─── Data to use ───

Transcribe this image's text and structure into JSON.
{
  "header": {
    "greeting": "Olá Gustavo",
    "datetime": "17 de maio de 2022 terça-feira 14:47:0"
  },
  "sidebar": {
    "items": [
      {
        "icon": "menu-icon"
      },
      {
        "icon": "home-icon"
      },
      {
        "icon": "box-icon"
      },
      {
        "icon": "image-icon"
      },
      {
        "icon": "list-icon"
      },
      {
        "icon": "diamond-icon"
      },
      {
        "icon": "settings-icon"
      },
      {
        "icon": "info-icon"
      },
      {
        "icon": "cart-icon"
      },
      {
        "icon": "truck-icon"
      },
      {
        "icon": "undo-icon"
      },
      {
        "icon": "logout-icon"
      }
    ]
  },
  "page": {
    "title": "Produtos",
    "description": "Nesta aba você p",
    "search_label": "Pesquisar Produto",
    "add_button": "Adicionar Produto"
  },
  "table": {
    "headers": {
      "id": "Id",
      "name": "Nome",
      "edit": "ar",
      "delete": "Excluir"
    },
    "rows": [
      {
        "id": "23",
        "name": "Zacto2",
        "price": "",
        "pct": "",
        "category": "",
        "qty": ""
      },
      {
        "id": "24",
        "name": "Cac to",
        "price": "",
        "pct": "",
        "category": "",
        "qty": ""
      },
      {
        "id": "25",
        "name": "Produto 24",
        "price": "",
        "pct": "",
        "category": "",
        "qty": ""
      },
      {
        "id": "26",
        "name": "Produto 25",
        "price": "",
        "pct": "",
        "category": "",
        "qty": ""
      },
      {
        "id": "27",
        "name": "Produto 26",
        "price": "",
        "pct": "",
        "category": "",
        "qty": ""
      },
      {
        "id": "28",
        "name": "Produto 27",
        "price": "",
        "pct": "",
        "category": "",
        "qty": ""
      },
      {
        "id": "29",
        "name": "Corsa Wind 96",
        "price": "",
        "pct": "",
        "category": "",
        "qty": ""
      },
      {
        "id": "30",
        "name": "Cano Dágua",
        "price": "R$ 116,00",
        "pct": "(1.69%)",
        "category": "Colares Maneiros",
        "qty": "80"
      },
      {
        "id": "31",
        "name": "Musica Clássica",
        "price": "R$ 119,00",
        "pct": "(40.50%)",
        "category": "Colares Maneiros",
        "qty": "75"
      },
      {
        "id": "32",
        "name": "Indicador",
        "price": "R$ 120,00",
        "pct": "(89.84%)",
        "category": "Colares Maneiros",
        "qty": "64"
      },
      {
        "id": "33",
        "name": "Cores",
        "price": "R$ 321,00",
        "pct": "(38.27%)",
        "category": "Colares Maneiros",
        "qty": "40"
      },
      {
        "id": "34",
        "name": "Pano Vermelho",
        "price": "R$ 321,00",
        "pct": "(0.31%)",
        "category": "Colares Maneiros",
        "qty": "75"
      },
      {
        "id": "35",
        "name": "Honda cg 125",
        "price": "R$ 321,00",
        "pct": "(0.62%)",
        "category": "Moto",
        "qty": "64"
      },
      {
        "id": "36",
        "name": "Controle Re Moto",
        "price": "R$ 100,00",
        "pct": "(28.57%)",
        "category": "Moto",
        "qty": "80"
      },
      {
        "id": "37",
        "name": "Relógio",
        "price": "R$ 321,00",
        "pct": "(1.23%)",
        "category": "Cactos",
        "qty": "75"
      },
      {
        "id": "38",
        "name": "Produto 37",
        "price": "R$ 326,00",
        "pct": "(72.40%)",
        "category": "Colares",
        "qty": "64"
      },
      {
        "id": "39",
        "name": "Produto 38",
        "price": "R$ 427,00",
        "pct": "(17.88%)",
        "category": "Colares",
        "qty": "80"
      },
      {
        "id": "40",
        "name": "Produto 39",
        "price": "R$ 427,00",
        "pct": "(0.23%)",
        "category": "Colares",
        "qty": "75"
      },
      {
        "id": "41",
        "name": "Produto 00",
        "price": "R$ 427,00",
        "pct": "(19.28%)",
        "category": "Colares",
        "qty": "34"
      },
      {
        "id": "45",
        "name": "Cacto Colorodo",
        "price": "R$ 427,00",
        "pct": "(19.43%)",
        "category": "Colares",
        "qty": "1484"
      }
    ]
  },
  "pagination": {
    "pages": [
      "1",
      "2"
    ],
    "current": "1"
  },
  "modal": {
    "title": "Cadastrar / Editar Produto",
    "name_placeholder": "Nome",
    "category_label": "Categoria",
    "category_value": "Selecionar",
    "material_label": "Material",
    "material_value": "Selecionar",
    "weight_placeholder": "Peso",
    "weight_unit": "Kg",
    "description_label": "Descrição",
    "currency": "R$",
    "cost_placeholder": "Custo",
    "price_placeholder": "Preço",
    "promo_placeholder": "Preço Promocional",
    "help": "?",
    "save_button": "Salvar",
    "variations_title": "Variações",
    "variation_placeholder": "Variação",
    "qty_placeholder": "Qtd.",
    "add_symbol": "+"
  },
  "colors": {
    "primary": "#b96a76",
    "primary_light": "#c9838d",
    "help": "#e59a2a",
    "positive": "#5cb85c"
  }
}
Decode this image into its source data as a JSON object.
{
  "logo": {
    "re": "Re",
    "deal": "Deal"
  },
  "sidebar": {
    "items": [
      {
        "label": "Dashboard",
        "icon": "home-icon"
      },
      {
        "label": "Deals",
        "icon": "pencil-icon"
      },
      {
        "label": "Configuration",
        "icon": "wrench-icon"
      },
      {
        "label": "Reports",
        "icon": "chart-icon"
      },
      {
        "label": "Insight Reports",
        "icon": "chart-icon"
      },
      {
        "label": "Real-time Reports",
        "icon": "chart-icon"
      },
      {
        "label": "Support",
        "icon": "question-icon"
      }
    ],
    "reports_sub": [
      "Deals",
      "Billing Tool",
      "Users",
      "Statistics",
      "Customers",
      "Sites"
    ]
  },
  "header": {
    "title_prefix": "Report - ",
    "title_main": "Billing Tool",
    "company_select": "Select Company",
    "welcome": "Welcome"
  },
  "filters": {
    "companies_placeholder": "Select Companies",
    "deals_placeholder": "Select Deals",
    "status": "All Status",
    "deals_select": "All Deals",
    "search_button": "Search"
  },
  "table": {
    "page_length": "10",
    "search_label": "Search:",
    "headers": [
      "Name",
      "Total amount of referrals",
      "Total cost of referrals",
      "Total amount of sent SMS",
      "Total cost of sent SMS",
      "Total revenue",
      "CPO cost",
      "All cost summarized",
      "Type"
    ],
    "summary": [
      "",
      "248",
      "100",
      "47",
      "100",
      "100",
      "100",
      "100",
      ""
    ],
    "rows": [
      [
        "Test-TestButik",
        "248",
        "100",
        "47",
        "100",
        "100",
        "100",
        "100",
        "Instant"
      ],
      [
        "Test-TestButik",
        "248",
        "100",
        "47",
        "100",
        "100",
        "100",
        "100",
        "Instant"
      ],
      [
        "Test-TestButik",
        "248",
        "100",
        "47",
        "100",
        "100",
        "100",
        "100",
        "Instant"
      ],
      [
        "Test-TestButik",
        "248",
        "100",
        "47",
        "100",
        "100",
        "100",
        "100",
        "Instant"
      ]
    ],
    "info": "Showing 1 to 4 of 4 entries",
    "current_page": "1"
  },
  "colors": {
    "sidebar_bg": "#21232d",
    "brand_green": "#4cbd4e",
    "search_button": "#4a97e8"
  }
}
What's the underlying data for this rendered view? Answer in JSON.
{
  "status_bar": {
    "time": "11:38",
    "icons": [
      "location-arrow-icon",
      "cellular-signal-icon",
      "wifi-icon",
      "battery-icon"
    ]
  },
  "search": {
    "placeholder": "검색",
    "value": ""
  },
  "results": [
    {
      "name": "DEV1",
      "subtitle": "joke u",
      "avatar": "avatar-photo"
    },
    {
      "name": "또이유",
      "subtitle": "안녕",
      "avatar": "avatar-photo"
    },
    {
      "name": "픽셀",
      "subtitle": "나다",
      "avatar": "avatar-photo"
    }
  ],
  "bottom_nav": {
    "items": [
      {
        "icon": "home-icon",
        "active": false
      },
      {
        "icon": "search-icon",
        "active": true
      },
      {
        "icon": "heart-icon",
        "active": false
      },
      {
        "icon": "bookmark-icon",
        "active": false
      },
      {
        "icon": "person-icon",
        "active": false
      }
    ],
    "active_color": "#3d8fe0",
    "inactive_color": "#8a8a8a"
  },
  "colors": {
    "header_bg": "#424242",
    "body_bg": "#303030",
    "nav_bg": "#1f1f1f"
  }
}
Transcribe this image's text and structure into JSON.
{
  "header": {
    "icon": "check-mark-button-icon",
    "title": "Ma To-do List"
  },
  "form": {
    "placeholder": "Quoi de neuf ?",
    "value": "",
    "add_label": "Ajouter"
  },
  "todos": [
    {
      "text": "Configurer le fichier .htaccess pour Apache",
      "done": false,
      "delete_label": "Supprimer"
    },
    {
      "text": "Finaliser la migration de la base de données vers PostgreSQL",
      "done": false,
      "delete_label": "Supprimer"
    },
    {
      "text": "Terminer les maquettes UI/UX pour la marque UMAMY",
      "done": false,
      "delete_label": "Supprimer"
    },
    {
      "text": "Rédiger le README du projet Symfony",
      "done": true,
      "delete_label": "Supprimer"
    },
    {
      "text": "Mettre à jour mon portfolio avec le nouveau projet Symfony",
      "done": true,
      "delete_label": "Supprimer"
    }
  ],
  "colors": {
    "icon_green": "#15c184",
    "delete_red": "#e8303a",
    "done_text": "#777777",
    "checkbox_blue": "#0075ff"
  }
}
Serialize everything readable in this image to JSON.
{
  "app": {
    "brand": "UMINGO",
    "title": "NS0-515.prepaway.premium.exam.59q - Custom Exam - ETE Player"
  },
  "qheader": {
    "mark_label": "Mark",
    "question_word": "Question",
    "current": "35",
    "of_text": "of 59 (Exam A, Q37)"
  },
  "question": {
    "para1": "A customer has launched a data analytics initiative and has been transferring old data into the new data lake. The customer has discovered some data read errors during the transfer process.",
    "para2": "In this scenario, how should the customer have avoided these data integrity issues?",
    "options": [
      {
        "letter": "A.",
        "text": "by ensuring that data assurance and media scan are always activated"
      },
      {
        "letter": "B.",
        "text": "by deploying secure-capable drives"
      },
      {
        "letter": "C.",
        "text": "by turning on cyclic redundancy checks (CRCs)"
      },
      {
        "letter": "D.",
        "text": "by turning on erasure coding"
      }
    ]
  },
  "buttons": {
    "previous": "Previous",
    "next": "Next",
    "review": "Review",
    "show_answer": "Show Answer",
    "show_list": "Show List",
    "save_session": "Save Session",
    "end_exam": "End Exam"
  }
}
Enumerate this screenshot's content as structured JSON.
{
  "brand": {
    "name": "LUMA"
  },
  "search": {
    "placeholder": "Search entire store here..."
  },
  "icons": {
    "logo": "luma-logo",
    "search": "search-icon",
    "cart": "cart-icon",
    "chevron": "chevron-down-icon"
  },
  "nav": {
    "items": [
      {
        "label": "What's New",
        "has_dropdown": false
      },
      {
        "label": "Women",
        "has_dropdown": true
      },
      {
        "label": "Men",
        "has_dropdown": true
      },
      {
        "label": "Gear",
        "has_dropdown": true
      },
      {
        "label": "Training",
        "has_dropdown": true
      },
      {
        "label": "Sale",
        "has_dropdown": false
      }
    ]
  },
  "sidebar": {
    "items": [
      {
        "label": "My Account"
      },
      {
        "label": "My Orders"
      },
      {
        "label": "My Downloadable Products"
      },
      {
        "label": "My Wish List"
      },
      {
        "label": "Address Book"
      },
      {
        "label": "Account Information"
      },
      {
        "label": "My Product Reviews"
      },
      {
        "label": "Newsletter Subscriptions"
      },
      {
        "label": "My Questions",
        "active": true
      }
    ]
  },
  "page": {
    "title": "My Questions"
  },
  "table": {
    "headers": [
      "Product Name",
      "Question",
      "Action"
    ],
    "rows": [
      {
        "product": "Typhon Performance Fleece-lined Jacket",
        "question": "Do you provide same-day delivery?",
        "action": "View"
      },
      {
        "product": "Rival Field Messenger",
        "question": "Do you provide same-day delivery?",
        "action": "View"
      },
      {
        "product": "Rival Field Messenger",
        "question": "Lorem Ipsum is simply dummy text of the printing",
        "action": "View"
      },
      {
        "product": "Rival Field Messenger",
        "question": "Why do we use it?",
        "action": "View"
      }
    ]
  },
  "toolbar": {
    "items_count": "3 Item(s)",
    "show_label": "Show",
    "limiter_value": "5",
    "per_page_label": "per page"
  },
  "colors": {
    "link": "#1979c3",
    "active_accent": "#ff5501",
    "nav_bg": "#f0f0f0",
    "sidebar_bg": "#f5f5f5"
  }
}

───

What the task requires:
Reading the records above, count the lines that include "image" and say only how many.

Output for this task:
5